When the people of Iran rise up against their government, western governments should get behind them, former Canadian foreign affairs minister John Baird said.
Speaking exclusively to True North’s Andrew Lawton outside Durres, Albania, Baird said it’s not for Canada or other countries to impose regime change, but they can support the Iranian people when they pursue it themselves.
“Military backed regime change by force doesn’t work. We saw that, regrettably, in Iraq. Having said that, we’ve got to stand with the people in the resistance,” Baird said. “It won’t be western governments that choose the next government of Iran, it will be a democratic choice…. And when the people of Iran begin to do the final push to freedom, those of us outside whether it’s in the west, the Arab world, or Israel, should support their aspirations and do all we can to help.”
Baird said he thinks that moment is coming soon.
“When change happens – when regimes fall – it’ll happen very quickly,” he said. “And there’s no doubt we’re getting closer to that day.”
The interview took place at Ashraf-3, the headquarters of the People’s Mojahedin Organization of Iran (MEK), an Iranian resistance group linked with the National Council of Resistance of Iran.
The MEK was supposed to host its flagship Free Iran Global Summit last weekend, but had to cancel the event due to a terror threat first publicly acknowledged by the United States embassy in Albania. Baird was among hundreds of foreign dignitaries slated to attend, including former Canadian prime minister Stephen Harper and a delegation of Canadian members of parliament.
In the interview with True North, Baird said it’s clear the Iranian regime led by Ebrahim Raisi and Ayatollah Ali Khamenei is in “fear” of the MEK, which boasts a network of thousands of resistance members operating inside and outside of Iran.
The (Islamic Revolutionary Guard Corps) is starting to crack,” Baird said. “The government is afraid. The fact that they were scheduling a terrorist attack on Ashraf 3 this weekend showed how much they fear this, this organization.”
Baird, who served as foreign affairs minister from 2011 to 2015, said Iran is increasingly isolated from the world, including other Muslim nations like the Sunni gulf states of Saudi Arabia, the United Arab Emirates, and Bahrain.
“They live right across the Gulf from the mullahs in Tehran,and so they’re every bit as afraid of this regime as we are,” Baird said, noting Iran’s continued large-scale state sponsorship of terrorism in the Middle East and around the world.
Baird expressed his support for the National Council of Resistance of Iran’s “Ten Point Plan for Future Iran,” a declaration championed by the organization’s president-elect, Maryam Rajavi. The plan calls for a democratic and secular Iran, rejecting clerical rule and embracing freedom of speech, religious freedom, and gender equality.
Baird said Rajavi’s roadmap is good for Iran, and also the world, which helps explain the support across party lines in Canada, the United Kingdom, and United States for the Iranian resistance.

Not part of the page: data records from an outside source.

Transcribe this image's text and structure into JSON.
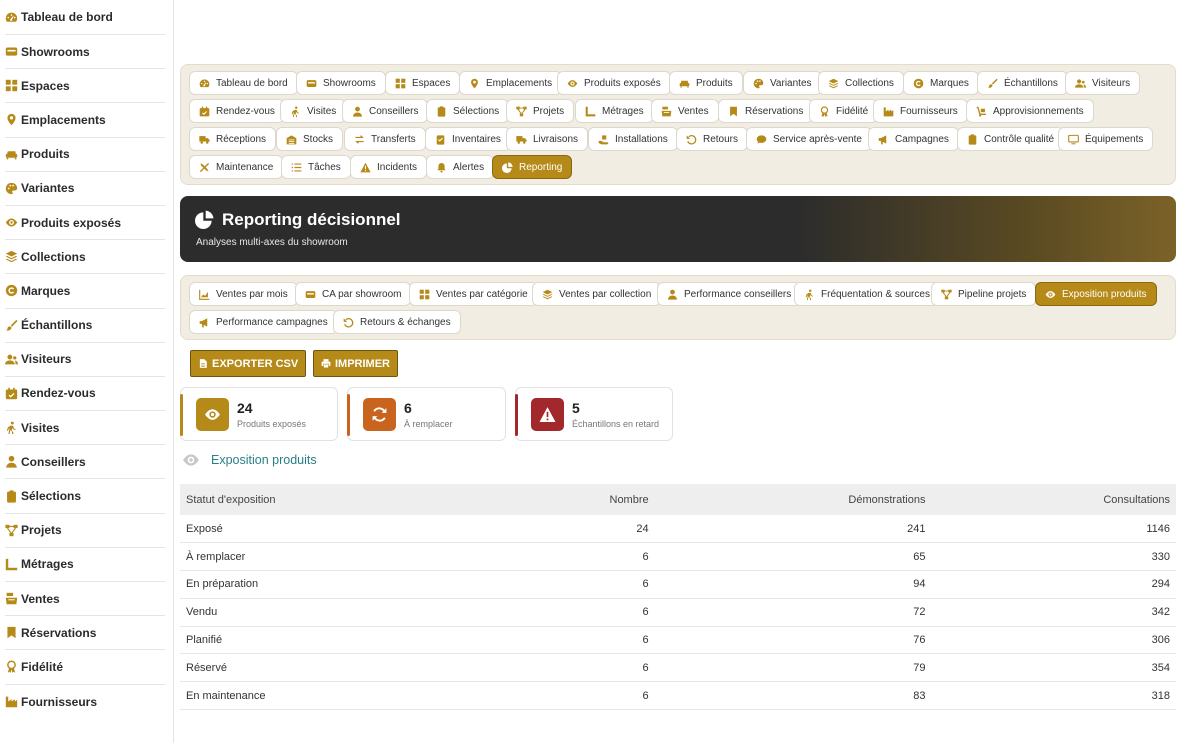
{
  "sidebar": {
    "items": [
      {
        "label": "Tableau de bord",
        "icon": "gauge-icon"
      },
      {
        "label": "Showrooms",
        "icon": "store-icon"
      },
      {
        "label": "Espaces",
        "icon": "grid-icon"
      },
      {
        "label": "Emplacements",
        "icon": "map-pin-icon"
      },
      {
        "label": "Produits",
        "icon": "couch-icon"
      },
      {
        "label": "Variantes",
        "icon": "palette-icon"
      },
      {
        "label": "Produits exposés",
        "icon": "eye-icon"
      },
      {
        "label": "Collections",
        "icon": "layers-icon"
      },
      {
        "label": "Marques",
        "icon": "copyright-icon"
      },
      {
        "label": "Échantillons",
        "icon": "brush-icon"
      },
      {
        "label": "Visiteurs",
        "icon": "users-icon"
      },
      {
        "label": "Rendez-vous",
        "icon": "calendar-check-icon"
      },
      {
        "label": "Visites",
        "icon": "walking-icon"
      },
      {
        "label": "Conseillers",
        "icon": "user-tie-icon"
      },
      {
        "label": "Sélections",
        "icon": "clipboard-icon"
      },
      {
        "label": "Projets",
        "icon": "project-diagram-icon"
      },
      {
        "label": "Métrages",
        "icon": "ruler-icon"
      },
      {
        "label": "Ventes",
        "icon": "cash-register-icon"
      },
      {
        "label": "Réservations",
        "icon": "bookmark-icon"
      },
      {
        "label": "Fidélité",
        "icon": "award-icon"
      },
      {
        "label": "Fournisseurs",
        "icon": "industry-icon"
      }
    ]
  },
  "top_nav": {
    "items": [
      {
        "label": "Tableau de bord"
      },
      {
        "label": "Showrooms"
      },
      {
        "label": "Espaces"
      },
      {
        "label": "Emplacements"
      },
      {
        "label": "Produits exposés"
      },
      {
        "label": "Produits"
      },
      {
        "label": "Variantes"
      },
      {
        "label": "Collections"
      },
      {
        "label": "Marques"
      },
      {
        "label": "Échantillons"
      },
      {
        "label": "Visiteurs"
      },
      {
        "label": "Rendez-vous"
      },
      {
        "label": "Visites"
      },
      {
        "label": "Conseillers"
      },
      {
        "label": "Sélections"
      },
      {
        "label": "Projets"
      },
      {
        "label": "Métrages"
      },
      {
        "label": "Ventes"
      },
      {
        "label": "Réservations"
      },
      {
        "label": "Fidélité"
      },
      {
        "label": "Fournisseurs"
      },
      {
        "label": "Approvisionnements"
      },
      {
        "label": "Réceptions"
      },
      {
        "label": "Stocks"
      },
      {
        "label": "Transferts"
      },
      {
        "label": "Inventaires"
      },
      {
        "label": "Livraisons"
      },
      {
        "label": "Installations"
      },
      {
        "label": "Retours"
      },
      {
        "label": "Service après-vente"
      },
      {
        "label": "Campagnes"
      },
      {
        "label": "Contrôle qualité"
      },
      {
        "label": "Équipements"
      },
      {
        "label": "Maintenance"
      },
      {
        "label": "Tâches"
      },
      {
        "label": "Incidents"
      },
      {
        "label": "Alertes"
      },
      {
        "label": "Reporting"
      }
    ],
    "active": "Reporting"
  },
  "banner": {
    "title": "Reporting décisionnel",
    "subtitle": "Analyses multi-axes du showroom"
  },
  "report_tabs": {
    "items": [
      {
        "label": "Ventes par mois"
      },
      {
        "label": "CA par showroom"
      },
      {
        "label": "Ventes par catégorie"
      },
      {
        "label": "Ventes par collection"
      },
      {
        "label": "Performance conseillers"
      },
      {
        "label": "Fréquentation & sources"
      },
      {
        "label": "Pipeline projets"
      },
      {
        "label": "Exposition produits"
      },
      {
        "label": "Performance campagnes"
      },
      {
        "label": "Retours & échanges"
      }
    ],
    "active": "Exposition produits"
  },
  "actions": {
    "export_label": "EXPORTER CSV",
    "print_label": "IMPRIMER"
  },
  "kpis": [
    {
      "value": "24",
      "label": "Produits exposés",
      "color": "#b68a19"
    },
    {
      "value": "6",
      "label": "À remplacer",
      "color": "#c8641e"
    },
    {
      "value": "5",
      "label": "Échantillons en retard",
      "color": "#a3282c"
    }
  ],
  "section": {
    "title": "Exposition produits"
  },
  "table": {
    "columns": [
      "Statut d'exposition",
      "Nombre",
      "Démonstrations",
      "Consultations"
    ],
    "rows": [
      [
        "Exposé",
        "24",
        "241",
        "1146"
      ],
      [
        "À remplacer",
        "6",
        "65",
        "330"
      ],
      [
        "En préparation",
        "6",
        "94",
        "294"
      ],
      [
        "Vendu",
        "6",
        "72",
        "342"
      ],
      [
        "Planifié",
        "6",
        "76",
        "306"
      ],
      [
        "Réservé",
        "6",
        "79",
        "354"
      ],
      [
        "En maintenance",
        "6",
        "83",
        "318"
      ]
    ]
  },
  "colors": {
    "accent": "#b68a19",
    "panel_bg": "#f2ede2",
    "banner_dark": "#2c2c2c",
    "teal_heading": "#2a7f86"
  }
}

He was clear to point out, however, that it’s the people and not the politicians at the centre of the fight.
“I’m inspired by their courage and bravery,” he said.